%%

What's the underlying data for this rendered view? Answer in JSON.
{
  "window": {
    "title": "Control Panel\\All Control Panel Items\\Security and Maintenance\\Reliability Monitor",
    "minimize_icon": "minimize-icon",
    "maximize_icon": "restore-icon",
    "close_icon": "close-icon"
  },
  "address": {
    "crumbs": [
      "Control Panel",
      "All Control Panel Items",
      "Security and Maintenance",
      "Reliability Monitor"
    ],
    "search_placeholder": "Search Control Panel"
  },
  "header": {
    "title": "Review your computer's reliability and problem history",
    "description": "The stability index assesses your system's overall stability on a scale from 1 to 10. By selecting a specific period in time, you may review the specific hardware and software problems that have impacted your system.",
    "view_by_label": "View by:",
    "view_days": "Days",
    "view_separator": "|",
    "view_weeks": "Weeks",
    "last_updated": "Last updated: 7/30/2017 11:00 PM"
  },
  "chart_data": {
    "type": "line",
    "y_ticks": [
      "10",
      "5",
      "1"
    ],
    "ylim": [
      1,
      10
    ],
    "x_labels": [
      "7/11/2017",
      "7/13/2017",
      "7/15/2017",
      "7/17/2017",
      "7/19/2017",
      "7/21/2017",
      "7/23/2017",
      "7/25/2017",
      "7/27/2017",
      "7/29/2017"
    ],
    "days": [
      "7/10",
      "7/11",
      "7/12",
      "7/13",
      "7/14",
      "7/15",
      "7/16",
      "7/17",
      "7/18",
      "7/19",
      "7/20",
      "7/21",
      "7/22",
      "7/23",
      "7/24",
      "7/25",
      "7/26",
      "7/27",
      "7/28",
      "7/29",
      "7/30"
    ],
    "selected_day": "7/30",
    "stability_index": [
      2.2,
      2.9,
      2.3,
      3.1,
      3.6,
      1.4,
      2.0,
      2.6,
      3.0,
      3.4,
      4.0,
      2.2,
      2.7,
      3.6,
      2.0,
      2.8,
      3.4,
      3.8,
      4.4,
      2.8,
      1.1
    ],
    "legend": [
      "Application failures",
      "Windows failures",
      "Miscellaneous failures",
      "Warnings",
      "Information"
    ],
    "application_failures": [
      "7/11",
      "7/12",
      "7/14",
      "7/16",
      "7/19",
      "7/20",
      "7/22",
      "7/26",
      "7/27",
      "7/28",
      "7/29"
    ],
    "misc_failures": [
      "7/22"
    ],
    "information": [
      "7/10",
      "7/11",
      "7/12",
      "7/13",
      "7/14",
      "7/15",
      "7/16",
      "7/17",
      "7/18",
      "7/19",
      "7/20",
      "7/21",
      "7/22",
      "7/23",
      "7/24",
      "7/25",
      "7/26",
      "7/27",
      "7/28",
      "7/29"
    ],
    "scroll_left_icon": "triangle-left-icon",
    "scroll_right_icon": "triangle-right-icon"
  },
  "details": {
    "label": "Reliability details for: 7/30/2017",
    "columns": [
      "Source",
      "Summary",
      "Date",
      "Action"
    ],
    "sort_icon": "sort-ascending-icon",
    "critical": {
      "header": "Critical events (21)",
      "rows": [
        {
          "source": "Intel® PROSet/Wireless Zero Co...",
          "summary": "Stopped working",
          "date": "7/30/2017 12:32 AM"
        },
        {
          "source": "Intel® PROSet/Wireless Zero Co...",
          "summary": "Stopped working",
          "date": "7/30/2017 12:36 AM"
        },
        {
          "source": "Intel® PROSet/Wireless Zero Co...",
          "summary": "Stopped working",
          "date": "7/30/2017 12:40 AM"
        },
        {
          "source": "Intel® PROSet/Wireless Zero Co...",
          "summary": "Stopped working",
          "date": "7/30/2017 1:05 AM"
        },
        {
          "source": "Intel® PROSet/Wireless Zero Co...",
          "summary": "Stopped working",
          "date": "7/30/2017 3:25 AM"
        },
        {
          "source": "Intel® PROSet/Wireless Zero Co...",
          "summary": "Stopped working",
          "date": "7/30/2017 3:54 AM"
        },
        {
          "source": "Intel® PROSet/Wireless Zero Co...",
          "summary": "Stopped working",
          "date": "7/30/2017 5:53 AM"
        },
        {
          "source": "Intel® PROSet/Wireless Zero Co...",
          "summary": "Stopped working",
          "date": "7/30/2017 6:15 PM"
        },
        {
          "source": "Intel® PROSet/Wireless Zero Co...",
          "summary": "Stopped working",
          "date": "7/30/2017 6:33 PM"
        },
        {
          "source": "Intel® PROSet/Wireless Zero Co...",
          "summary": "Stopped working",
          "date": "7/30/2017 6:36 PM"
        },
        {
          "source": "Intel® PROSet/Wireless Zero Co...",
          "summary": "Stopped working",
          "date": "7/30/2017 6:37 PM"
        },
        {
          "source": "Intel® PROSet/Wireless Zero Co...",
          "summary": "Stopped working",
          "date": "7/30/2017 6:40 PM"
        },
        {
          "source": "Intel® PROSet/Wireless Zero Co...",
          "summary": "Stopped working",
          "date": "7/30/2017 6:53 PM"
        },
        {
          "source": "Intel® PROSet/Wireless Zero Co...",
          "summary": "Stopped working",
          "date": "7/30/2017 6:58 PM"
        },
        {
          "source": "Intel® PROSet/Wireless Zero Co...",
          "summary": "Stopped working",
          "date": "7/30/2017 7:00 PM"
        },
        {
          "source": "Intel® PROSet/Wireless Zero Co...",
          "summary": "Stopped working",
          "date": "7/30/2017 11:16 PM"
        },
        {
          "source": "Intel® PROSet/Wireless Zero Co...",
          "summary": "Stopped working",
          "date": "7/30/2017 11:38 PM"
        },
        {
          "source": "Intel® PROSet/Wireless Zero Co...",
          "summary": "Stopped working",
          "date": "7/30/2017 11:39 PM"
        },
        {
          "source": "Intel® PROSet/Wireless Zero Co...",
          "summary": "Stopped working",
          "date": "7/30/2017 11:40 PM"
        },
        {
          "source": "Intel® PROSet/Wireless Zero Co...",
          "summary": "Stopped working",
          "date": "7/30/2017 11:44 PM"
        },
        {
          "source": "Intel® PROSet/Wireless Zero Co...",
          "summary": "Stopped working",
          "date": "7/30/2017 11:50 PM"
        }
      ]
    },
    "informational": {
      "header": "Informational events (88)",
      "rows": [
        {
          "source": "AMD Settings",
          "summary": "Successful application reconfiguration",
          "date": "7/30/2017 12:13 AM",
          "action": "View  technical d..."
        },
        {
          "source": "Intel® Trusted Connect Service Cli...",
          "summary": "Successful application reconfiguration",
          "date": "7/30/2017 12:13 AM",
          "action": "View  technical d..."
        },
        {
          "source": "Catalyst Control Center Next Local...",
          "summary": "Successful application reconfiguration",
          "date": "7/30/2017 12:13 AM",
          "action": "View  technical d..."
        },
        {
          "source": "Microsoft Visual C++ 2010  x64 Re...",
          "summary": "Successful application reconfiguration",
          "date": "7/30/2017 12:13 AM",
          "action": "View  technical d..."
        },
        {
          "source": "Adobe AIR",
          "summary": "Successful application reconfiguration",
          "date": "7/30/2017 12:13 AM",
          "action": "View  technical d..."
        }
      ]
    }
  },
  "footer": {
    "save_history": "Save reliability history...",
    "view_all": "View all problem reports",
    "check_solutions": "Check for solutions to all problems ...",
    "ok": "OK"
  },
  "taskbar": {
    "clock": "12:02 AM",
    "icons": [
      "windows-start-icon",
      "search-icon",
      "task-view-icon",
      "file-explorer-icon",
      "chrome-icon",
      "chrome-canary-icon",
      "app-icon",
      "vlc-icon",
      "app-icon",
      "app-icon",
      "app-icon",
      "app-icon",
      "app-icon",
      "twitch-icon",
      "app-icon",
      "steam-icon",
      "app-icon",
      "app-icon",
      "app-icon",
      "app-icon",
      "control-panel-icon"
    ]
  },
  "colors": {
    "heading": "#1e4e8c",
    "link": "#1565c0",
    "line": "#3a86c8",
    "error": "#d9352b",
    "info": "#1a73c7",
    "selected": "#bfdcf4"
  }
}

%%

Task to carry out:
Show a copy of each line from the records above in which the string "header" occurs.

Task solution:
  "header": {
      "header": "Critical events (21)",
      "header": "Informational events (88)",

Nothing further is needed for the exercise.